If an individual is attempting to edit a print design non-destructively, but the original font is not attainable, the entire print design can be outlined. By outlining the entire file, the fonts are converted into vector objects. This eliminates the need to have the original font, but it also destroys the font. The editor cannot type additional characters in the same font anymore. The characters that existed previously would be converted into a series of shapes. For example, for the business card font the designer might use Myriad Pro for its contact information. If an editor attempted to edit the contact information without that particular font, the editing software would remove Myriad Pro and replace it with something else such as Arial. If the editor only needed to change the color of the font from black to blue, they could outline all of the text before they open the file.

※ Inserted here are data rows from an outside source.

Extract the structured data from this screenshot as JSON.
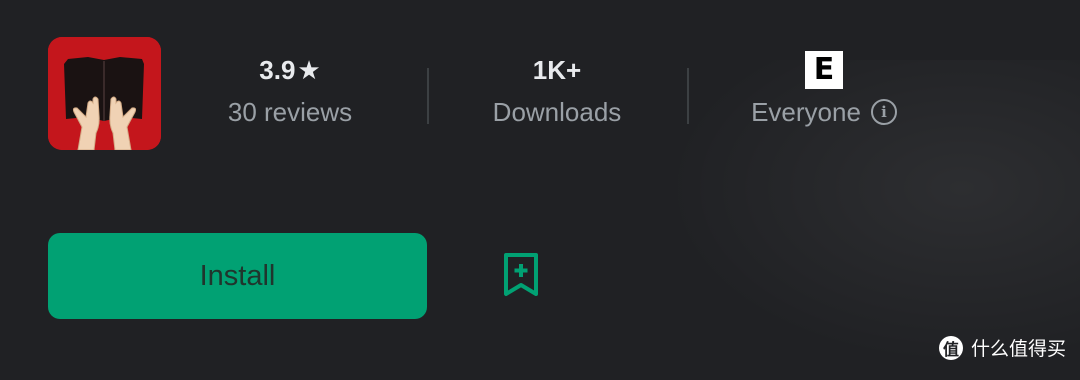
{
  "app": {
    "icon_name": "book-hands-app-icon",
    "icon_color": "#c4161c"
  },
  "stats": {
    "rating": {
      "value": "3.9",
      "star_icon": "star-icon",
      "label": "30 reviews"
    },
    "downloads": {
      "value": "1K+",
      "label": "Downloads"
    },
    "content_rating": {
      "badge": "E",
      "label": "Everyone",
      "info_icon": "info-icon"
    }
  },
  "actions": {
    "install_label": "Install",
    "install_color": "#01a173",
    "wishlist_icon": "bookmark-add-icon",
    "wishlist_color": "#01a173"
  },
  "watermark": {
    "logo_text": "值",
    "text": "什么值得买"
  }
}
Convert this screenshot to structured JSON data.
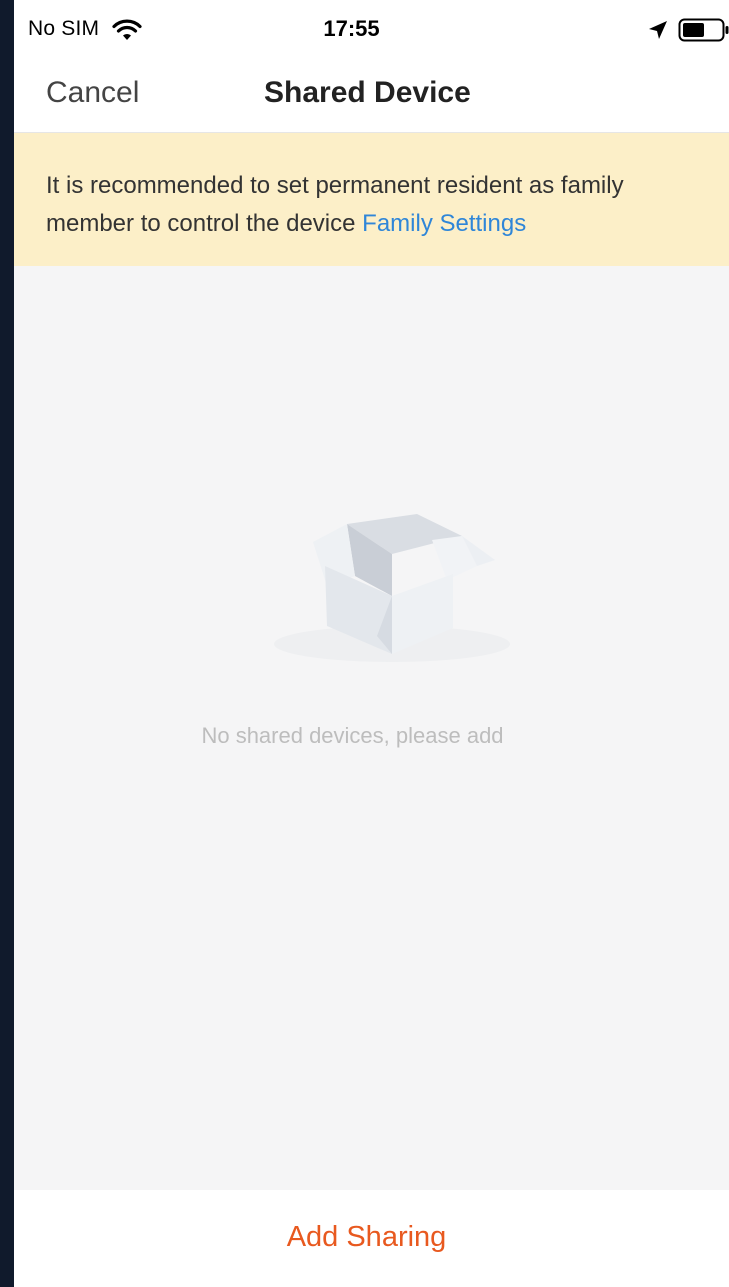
{
  "status_bar": {
    "carrier": "No SIM",
    "time": "17:55",
    "icons": [
      "wifi-icon",
      "location-arrow-icon",
      "battery-icon"
    ]
  },
  "nav": {
    "cancel_label": "Cancel",
    "title": "Shared Device"
  },
  "banner": {
    "text": "It is recommended to set permanent resident as family member to control the device",
    "link_label": "Family Settings"
  },
  "empty_state": {
    "icon": "empty-box-icon",
    "message": "No shared devices, please add"
  },
  "footer": {
    "action_label": "Add Sharing"
  },
  "colors": {
    "accent": "#e8591f",
    "link": "#2f86d8",
    "banner_bg": "#fcefc8",
    "page_bg": "#f5f5f6"
  }
}
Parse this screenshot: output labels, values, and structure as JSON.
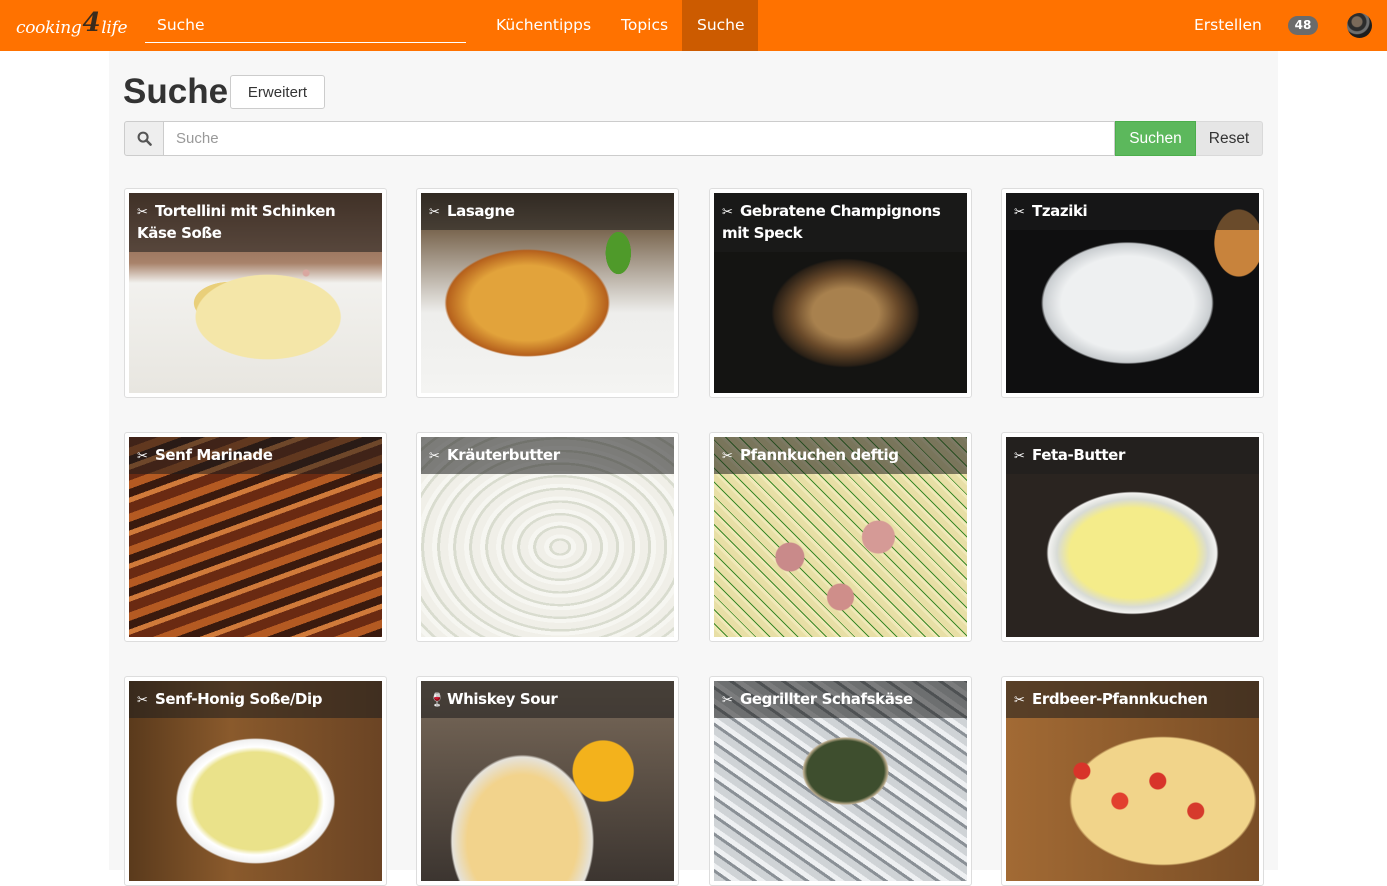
{
  "brand": {
    "pre": "cooking",
    "four": "4",
    "post": "life"
  },
  "nav": {
    "search_label": "Suche",
    "links": [
      "Küchentipps",
      "Topics",
      "Suche"
    ],
    "create": "Erstellen",
    "badge": "48"
  },
  "page": {
    "title": "Suche",
    "advanced_button": "Erweitert",
    "search_placeholder": "Suche",
    "search_button": "Suchen",
    "reset_button": "Reset"
  },
  "icons": {
    "recipe": "utensils-icon",
    "drink": "cocktail-icon",
    "search": "search-icon"
  },
  "recipes": [
    {
      "title": "Tortellini mit Schinken Käse Soße",
      "type": "recipe"
    },
    {
      "title": "Lasagne",
      "type": "recipe"
    },
    {
      "title": "Gebratene Champignons mit Speck",
      "type": "recipe"
    },
    {
      "title": "Tzaziki",
      "type": "recipe"
    },
    {
      "title": "Senf Marinade",
      "type": "recipe"
    },
    {
      "title": "Kräuterbutter",
      "type": "recipe"
    },
    {
      "title": "Pfannkuchen deftig",
      "type": "recipe"
    },
    {
      "title": "Feta-Butter",
      "type": "recipe"
    },
    {
      "title": "Senf-Honig Soße/Dip",
      "type": "recipe"
    },
    {
      "title": "Whiskey Sour",
      "type": "drink"
    },
    {
      "title": "Gegrillter Schafskäse",
      "type": "recipe"
    },
    {
      "title": "Erdbeer-Pfannkuchen",
      "type": "recipe"
    }
  ],
  "colors": {
    "navbar": "#ff7200",
    "nav_active": "#cc5b00",
    "search_button": "#5cb85c"
  }
}
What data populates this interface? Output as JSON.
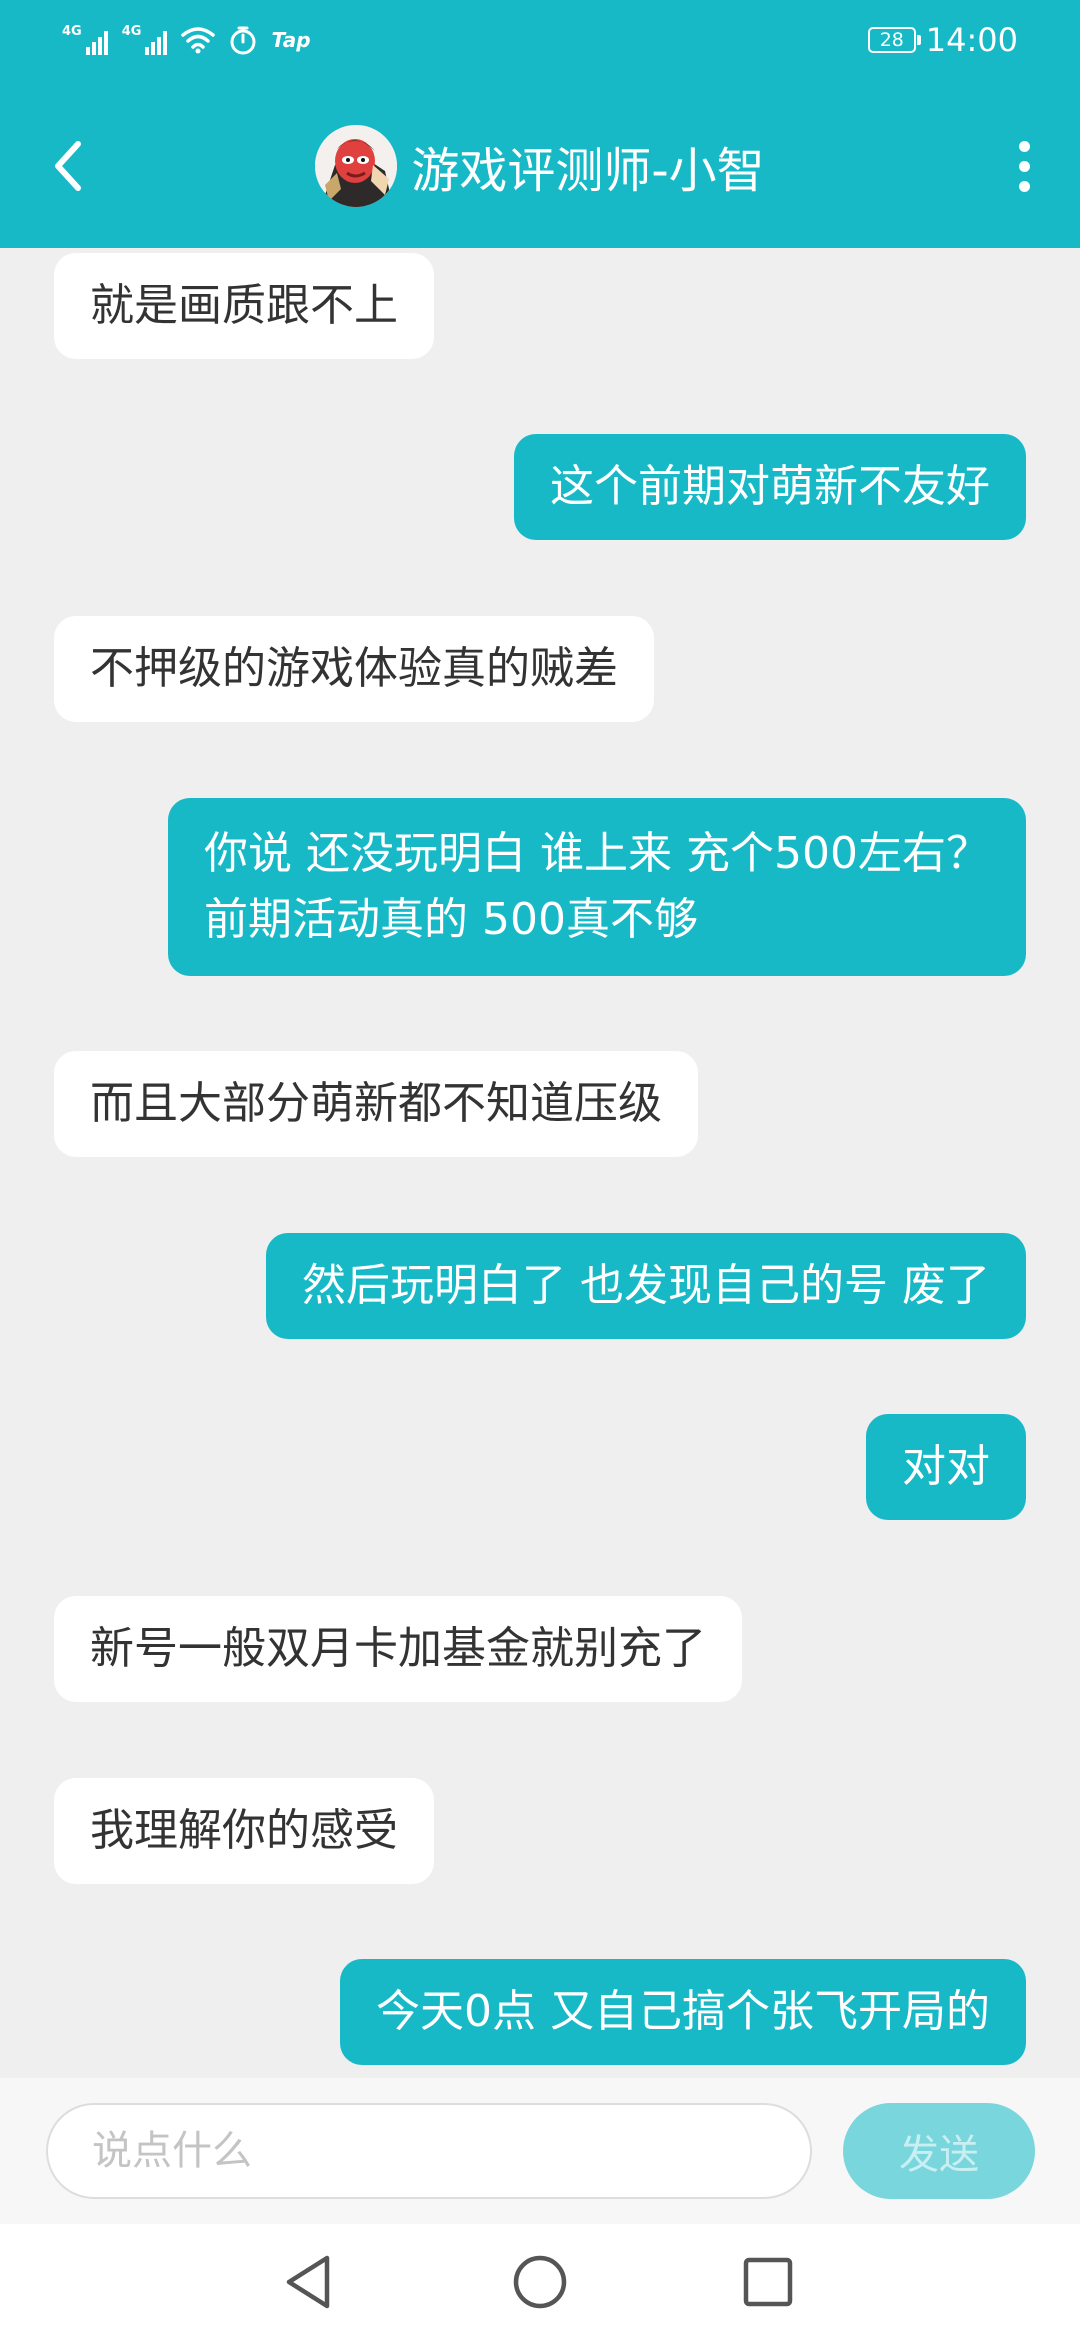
{
  "status_bar": {
    "network_1": "4G",
    "network_2": "4G",
    "app_label": "Tap",
    "battery": "28",
    "time": "14:00"
  },
  "header": {
    "title": "游戏评测师-小智"
  },
  "messages": [
    {
      "side": "in",
      "text": "就是画质跟不上"
    },
    {
      "side": "out",
      "text": "这个前期对萌新不友好"
    },
    {
      "side": "in",
      "text": "不押级的游戏体验真的贼差"
    },
    {
      "side": "out",
      "lines": [
        "你说 还没玩明白 谁上来 充个500左右？",
        "前期活动真的 500真不够"
      ]
    },
    {
      "side": "in",
      "text": "而且大部分萌新都不知道压级"
    },
    {
      "side": "out",
      "text": "然后玩明白了 也发现自己的号 废了"
    },
    {
      "side": "out",
      "text": "对对"
    },
    {
      "side": "in",
      "text": "新号一般双月卡加基金就别充了"
    },
    {
      "side": "in",
      "text": "我理解你的感受"
    },
    {
      "side": "out",
      "text": "今天0点 又自己搞个张飞开局的"
    }
  ],
  "composer": {
    "placeholder": "说点什么",
    "value": "",
    "send_label": "发送"
  },
  "colors": {
    "accent": "#17b9c7",
    "background": "#efefef",
    "incoming_bubble": "#ffffff",
    "send_disabled": "#7ad6dd"
  },
  "icons": {
    "back": "chevron-left-icon",
    "more": "more-vertical-icon",
    "nav_back": "triangle-back-icon",
    "nav_home": "circle-home-icon",
    "nav_recents": "square-recents-icon"
  }
}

By doing so, the text no longer has its font behavior (font was destroyed/removed), but it has inherited a simple objects behavior. That means that its size and color can still be edited. This would be an appropriate solution for edits that do not require typing.

Due to licensing, many proprietary fonts are forbidden from being shared. Redistributing proprietary fonts is illegal, but difficult to enforce. In many cases, fonts used in print designs are shared with graphic designers and printing companies in order to make simple edits to the designs. For example, if a set of business cards needs to be printed for a new employee, a printing company might be sought out to add the appropriate information. If they do not own the particular font used in the design, they might ask the customer for the font file.

Technically, fonts and typefaces have slightly different definitions. Typefaces are considered to be the entire family of a particular font style. For example, the Helvetica font style comes in italic and bold, among other variants. By comparison, a font refers to an particular style of typeface. An example would be Helvetica Semibold, by itself. However, since the introduction of digital fonts, specifically vector graphics, the two terms have become interchangeable. The reason for this merge is because any given vector font can be dynamically transformed into a different font of the same family. For example, an individual could change Helvetica Standard into Helvetica Italic even if they did not have the entire font family. It would only require one of the fonts to do this. Most mainstream graphics softwares have the capability to perform this type of action.

Most fonts are categorized into two general groups, serif and sans-serif. Serif fonts have bars at the end of every character stroke. They are widely considered to be an older fashioned style of font. Sans-serif fonts do not have any bars whatsoever. They are comprised mostly of straight, simple strokes. There are other categories of fonts that were created in the 90’s and 2000’s which were designed to mimic intangible styles. A couple examples of these types of fonts would be script fonts and handwriting fonts.